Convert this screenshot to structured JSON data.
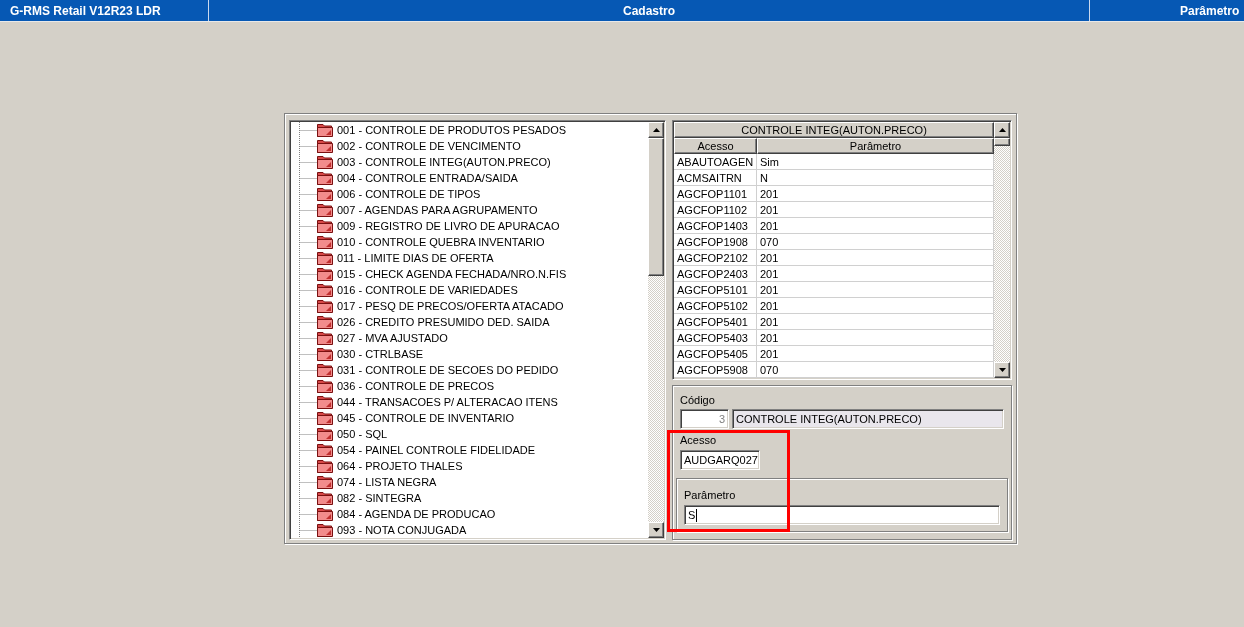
{
  "header": {
    "app_title": "G-RMS Retail V12R23 LDR",
    "section": "Cadastro",
    "subsection": "Parâmetro"
  },
  "tree": {
    "items": [
      {
        "label": "001 - CONTROLE DE PRODUTOS PESADOS",
        "selected": false
      },
      {
        "label": "002 - CONTROLE DE VENCIMENTO",
        "selected": false
      },
      {
        "label": "003 - CONTROLE INTEG(AUTON.PRECO)",
        "selected": false
      },
      {
        "label": "004 - CONTROLE ENTRADA/SAIDA",
        "selected": false
      },
      {
        "label": "006 - CONTROLE DE TIPOS",
        "selected": false
      },
      {
        "label": "007 - AGENDAS PARA AGRUPAMENTO",
        "selected": false
      },
      {
        "label": "009 - REGISTRO DE LIVRO DE APURACAO",
        "selected": false
      },
      {
        "label": "010 - CONTROLE QUEBRA INVENTARIO",
        "selected": false
      },
      {
        "label": "011 - LIMITE DIAS DE OFERTA",
        "selected": false
      },
      {
        "label": "015 - CHECK AGENDA FECHADA/NRO.N.FIS",
        "selected": false
      },
      {
        "label": "016 - CONTROLE DE VARIEDADES",
        "selected": false
      },
      {
        "label": "017 - PESQ DE PRECOS/OFERTA ATACADO",
        "selected": false
      },
      {
        "label": "026 - CREDITO PRESUMIDO DED. SAIDA",
        "selected": false
      },
      {
        "label": "027 - MVA AJUSTADO",
        "selected": false
      },
      {
        "label": "030 - CTRLBASE",
        "selected": false
      },
      {
        "label": "031 - CONTROLE DE SECOES DO PEDIDO",
        "selected": false
      },
      {
        "label": "036 - CONTROLE DE PRECOS",
        "selected": false
      },
      {
        "label": "044 - TRANSACOES P/ ALTERACAO ITENS",
        "selected": false
      },
      {
        "label": "045 - CONTROLE DE INVENTARIO",
        "selected": false
      },
      {
        "label": "050 - SQL",
        "selected": false
      },
      {
        "label": "054 - PAINEL CONTROLE FIDELIDADE",
        "selected": false
      },
      {
        "label": "064 - PROJETO THALES",
        "selected": false
      },
      {
        "label": "074 - LISTA NEGRA",
        "selected": false
      },
      {
        "label": "082 - SINTEGRA",
        "selected": false
      },
      {
        "label": "084 - AGENDA DE PRODUCAO",
        "selected": false
      },
      {
        "label": "093 - NOTA CONJUGADA",
        "selected": false
      }
    ]
  },
  "table": {
    "caption": "CONTROLE INTEG(AUTON.PRECO)",
    "columns": [
      "Acesso",
      "Parâmetro"
    ],
    "rows": [
      [
        "ABAUTOAGEN",
        "Sim"
      ],
      [
        "ACMSAITRN",
        "N"
      ],
      [
        "AGCFOP1101",
        "201"
      ],
      [
        "AGCFOP1102",
        "201"
      ],
      [
        "AGCFOP1403",
        "201"
      ],
      [
        "AGCFOP1908",
        "070"
      ],
      [
        "AGCFOP2102",
        "201"
      ],
      [
        "AGCFOP2403",
        "201"
      ],
      [
        "AGCFOP5101",
        "201"
      ],
      [
        "AGCFOP5102",
        "201"
      ],
      [
        "AGCFOP5401",
        "201"
      ],
      [
        "AGCFOP5403",
        "201"
      ],
      [
        "AGCFOP5405",
        "201"
      ],
      [
        "AGCFOP5908",
        "070"
      ]
    ]
  },
  "form": {
    "codigo": {
      "label": "Código",
      "code": {
        "value": "3",
        "disabled": true
      },
      "description": {
        "value": "CONTROLE INTEG(AUTON.PRECO)",
        "read_only": true
      }
    },
    "acesso": {
      "label": "Acesso",
      "value": "AUDGARQ027"
    },
    "parametro": {
      "label": "Parâmetro",
      "value": "S",
      "focused": true
    },
    "highlight": true
  }
}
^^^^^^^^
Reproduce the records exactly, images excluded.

Convert this screenshot to structured JSON data.
{
  "header": {
    "app_title": "G-RMS Retail V12R23 LDR",
    "section": "Cadastro",
    "subsection": "Parâmetro"
  },
  "tree": {
    "items": [
      {
        "label": "001 - CONTROLE DE PRODUTOS PESADOS",
        "selected": false
      },
      {
        "label": "002 - CONTROLE DE VENCIMENTO",
        "selected": false
      },
      {
        "label": "003 - CONTROLE INTEG(AUTON.PRECO)",
        "selected": false
      },
      {
        "label": "004 - CONTROLE ENTRADA/SAIDA",
        "selected": false
      },
      {
        "label": "006 - CONTROLE DE TIPOS",
        "selected": false
      },
      {
        "label": "007 - AGENDAS PARA AGRUPAMENTO",
        "selected": false
      },
      {
        "label": "009 - REGISTRO DE LIVRO DE APURACAO",
        "selected": false
      },
      {
        "label": "010 - CONTROLE QUEBRA INVENTARIO",
        "selected": false
      },
      {
        "label": "011 - LIMITE DIAS DE OFERTA",
        "selected": false
      },
      {
        "label": "015 - CHECK AGENDA FECHADA/NRO.N.FIS",
        "selected": false
      },
      {
        "label": "016 - CONTROLE DE VARIEDADES",
        "selected": false
      },
      {
        "label": "017 - PESQ DE PRECOS/OFERTA ATACADO",
        "selected": false
      },
      {
        "label": "026 - CREDITO PRESUMIDO DED. SAIDA",
        "selected": false
      },
      {
        "label": "027 - MVA AJUSTADO",
        "selected": false
      },
      {
        "label": "030 - CTRLBASE",
        "selected": false
      },
      {
        "label": "031 - CONTROLE DE SECOES DO PEDIDO",
        "selected": false
      },
      {
        "label": "036 - CONTROLE DE PRECOS",
        "selected": false
      },
      {
        "label": "044 - TRANSACOES P/ ALTERACAO ITENS",
        "selected": false
      },
      {
        "label": "045 - CONTROLE DE INVENTARIO",
        "selected": false
      },
      {
        "label": "050 - SQL",
        "selected": false
      },
      {
        "label": "054 - PAINEL CONTROLE FIDELIDADE",
        "selected": false
      },
      {
        "label": "064 - PROJETO THALES",
        "selected": false
      },
      {
        "label": "074 - LISTA NEGRA",
        "selected": false
      },
      {
        "label": "082 - SINTEGRA",
        "selected": false
      },
      {
        "label": "084 - AGENDA DE PRODUCAO",
        "selected": false
      },
      {
        "label": "093 - NOTA CONJUGADA",
        "selected": false
      }
    ]
  },
  "table": {
    "caption": "CONTROLE INTEG(AUTON.PRECO)",
    "columns": [
      "Acesso",
      "Parâmetro"
    ],
    "rows": [
      [
        "ABAUTOAGEN",
        "Sim"
      ],
      [
        "ACMSAITRN",
        "N"
      ],
      [
        "AGCFOP1101",
        "201"
      ],
      [
        "AGCFOP1102",
        "201"
      ],
      [
        "AGCFOP1403",
        "201"
      ],
      [
        "AGCFOP1908",
        "070"
      ],
      [
        "AGCFOP2102",
        "201"
      ],
      [
        "AGCFOP2403",
        "201"
      ],
      [
        "AGCFOP5101",
        "201"
      ],
      [
        "AGCFOP5102",
        "201"
      ],
      [
        "AGCFOP5401",
        "201"
      ],
      [
        "AGCFOP5403",
        "201"
      ],
      [
        "AGCFOP5405",
        "201"
      ],
      [
        "AGCFOP5908",
        "070"
      ]
    ]
  },
  "form": {
    "codigo": {
      "label": "Código",
      "code": {
        "value": "3",
        "disabled": true
      },
      "description": {
        "value": "CONTROLE INTEG(AUTON.PRECO)",
        "read_only": true
      }
    },
    "acesso": {
      "label": "Acesso",
      "value": "AUDGARQ027"
    },
    "parametro": {
      "label": "Parâmetro",
      "value": "S",
      "focused": true
    },
    "highlight": true
  }
}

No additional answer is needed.